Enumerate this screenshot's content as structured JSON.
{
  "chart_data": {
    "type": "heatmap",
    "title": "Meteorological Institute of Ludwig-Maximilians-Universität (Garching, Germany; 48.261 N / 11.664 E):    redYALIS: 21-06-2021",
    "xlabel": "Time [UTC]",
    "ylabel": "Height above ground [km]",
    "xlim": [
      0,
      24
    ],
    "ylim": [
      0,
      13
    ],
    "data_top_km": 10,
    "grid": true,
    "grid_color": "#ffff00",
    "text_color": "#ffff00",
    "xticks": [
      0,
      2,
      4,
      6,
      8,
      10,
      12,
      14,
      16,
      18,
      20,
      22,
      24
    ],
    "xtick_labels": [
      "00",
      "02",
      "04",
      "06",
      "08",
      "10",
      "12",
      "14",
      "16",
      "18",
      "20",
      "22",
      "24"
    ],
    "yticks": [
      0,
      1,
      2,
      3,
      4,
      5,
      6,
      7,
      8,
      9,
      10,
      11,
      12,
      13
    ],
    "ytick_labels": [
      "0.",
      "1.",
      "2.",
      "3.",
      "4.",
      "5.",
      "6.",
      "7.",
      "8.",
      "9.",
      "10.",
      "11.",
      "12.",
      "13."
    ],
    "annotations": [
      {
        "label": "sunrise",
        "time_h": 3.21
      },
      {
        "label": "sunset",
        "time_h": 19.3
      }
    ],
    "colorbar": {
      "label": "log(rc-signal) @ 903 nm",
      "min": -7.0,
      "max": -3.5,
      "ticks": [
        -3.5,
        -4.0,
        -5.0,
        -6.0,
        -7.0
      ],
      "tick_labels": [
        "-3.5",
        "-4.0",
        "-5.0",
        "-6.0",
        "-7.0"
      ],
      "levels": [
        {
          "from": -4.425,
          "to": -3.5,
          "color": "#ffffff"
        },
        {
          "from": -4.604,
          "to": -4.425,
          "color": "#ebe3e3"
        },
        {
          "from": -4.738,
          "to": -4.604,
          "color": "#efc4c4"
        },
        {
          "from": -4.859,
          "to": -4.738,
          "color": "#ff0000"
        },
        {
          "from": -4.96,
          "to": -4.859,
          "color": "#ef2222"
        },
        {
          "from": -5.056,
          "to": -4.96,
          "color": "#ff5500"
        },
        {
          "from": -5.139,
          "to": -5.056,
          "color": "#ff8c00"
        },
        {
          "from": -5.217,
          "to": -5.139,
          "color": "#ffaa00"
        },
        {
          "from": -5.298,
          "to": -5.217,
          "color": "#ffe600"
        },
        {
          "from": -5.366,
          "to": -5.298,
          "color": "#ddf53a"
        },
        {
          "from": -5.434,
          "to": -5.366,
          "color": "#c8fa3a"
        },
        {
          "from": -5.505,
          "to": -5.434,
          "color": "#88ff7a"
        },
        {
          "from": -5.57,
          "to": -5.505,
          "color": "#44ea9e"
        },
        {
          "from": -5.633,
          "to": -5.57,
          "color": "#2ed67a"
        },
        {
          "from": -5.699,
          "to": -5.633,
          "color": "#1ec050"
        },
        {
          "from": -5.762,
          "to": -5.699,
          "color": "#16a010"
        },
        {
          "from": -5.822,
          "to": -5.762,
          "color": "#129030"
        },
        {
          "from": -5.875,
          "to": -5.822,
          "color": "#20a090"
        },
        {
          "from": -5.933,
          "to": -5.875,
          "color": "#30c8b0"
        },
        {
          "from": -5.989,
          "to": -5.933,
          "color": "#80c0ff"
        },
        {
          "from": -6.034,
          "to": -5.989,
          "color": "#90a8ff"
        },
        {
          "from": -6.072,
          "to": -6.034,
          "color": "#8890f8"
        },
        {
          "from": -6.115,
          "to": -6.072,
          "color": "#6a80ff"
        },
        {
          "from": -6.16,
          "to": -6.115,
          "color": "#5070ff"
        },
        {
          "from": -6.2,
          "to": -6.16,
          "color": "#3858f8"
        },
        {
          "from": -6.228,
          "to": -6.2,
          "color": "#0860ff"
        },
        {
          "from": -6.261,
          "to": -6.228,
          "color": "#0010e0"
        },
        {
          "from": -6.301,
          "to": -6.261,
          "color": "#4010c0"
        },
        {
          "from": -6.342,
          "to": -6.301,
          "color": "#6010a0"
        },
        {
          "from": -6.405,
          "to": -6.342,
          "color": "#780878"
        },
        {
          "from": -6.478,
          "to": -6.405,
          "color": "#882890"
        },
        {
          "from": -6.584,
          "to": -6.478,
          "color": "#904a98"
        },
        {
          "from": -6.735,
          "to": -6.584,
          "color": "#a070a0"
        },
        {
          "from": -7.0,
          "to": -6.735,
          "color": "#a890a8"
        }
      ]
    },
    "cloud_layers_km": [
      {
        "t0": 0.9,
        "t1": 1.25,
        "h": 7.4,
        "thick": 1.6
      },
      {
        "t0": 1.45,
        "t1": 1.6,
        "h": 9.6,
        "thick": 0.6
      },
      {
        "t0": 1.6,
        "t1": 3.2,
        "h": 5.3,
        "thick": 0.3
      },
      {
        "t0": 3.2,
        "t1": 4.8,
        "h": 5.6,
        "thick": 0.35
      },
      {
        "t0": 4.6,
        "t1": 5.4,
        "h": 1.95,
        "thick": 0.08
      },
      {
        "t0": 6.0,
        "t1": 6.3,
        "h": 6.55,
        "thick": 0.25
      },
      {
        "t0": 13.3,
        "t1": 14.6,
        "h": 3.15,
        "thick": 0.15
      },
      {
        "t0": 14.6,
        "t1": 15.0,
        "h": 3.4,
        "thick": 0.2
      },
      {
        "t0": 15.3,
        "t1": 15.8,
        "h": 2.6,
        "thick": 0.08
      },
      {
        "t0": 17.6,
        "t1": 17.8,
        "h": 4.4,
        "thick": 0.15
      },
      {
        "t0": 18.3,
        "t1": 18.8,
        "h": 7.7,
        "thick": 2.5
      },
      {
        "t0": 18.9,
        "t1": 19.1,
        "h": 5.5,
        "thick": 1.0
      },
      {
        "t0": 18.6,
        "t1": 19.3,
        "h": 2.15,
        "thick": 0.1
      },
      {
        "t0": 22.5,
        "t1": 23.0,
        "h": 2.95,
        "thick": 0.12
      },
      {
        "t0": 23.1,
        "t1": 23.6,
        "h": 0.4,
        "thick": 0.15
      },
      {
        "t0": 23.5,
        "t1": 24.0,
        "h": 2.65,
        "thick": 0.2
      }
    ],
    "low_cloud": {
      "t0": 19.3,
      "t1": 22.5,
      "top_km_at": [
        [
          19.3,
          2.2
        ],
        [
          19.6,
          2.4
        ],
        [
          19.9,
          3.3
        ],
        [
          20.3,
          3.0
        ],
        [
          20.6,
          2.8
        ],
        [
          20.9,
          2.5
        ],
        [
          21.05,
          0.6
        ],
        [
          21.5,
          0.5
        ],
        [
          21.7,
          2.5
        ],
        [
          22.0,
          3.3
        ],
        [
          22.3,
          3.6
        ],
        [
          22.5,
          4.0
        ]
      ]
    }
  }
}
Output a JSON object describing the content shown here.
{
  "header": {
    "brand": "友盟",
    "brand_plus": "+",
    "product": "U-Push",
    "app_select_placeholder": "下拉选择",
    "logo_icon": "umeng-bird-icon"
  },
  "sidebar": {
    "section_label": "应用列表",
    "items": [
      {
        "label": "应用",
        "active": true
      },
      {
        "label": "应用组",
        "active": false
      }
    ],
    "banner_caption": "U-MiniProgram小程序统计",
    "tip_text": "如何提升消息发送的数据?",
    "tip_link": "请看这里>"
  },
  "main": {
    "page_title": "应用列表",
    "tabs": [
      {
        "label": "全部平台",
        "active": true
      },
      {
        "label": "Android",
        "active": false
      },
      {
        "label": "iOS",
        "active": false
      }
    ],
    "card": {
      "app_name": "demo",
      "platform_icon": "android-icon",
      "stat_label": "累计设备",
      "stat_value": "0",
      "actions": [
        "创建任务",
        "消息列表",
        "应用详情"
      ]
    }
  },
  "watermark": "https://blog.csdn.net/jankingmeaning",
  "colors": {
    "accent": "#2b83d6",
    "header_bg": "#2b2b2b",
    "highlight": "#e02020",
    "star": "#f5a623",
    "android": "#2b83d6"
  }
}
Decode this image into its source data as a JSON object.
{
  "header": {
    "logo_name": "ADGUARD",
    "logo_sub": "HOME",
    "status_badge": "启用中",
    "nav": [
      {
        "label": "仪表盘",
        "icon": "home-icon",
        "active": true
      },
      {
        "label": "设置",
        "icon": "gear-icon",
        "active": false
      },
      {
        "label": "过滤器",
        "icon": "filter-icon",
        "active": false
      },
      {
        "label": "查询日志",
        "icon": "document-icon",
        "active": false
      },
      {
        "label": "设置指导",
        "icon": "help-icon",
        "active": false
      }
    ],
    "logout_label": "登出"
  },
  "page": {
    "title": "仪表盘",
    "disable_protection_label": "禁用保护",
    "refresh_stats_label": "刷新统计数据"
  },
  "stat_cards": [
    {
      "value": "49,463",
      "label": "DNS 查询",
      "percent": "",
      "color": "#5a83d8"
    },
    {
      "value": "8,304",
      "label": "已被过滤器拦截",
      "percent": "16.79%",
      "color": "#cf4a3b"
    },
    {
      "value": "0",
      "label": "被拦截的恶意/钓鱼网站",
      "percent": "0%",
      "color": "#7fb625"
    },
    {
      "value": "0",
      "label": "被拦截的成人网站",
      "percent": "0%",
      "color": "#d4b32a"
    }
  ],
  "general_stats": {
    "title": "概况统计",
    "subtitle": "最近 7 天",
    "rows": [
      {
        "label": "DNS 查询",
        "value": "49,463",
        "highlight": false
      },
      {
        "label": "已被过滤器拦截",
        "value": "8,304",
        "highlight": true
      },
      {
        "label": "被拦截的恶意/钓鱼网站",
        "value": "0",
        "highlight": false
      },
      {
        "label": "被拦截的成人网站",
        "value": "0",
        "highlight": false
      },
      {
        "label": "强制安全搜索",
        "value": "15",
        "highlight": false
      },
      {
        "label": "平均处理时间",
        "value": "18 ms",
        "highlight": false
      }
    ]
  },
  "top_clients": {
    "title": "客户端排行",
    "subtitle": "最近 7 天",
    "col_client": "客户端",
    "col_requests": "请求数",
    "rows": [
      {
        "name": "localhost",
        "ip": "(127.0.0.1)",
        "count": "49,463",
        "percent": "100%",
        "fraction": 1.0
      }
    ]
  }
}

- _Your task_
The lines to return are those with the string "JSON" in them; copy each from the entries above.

- _Result for this task_
Enumerate this screenshot's content as structured JSON.
Output a JSON object describing the content shown here.
Decode this image into its source data as a JSON object.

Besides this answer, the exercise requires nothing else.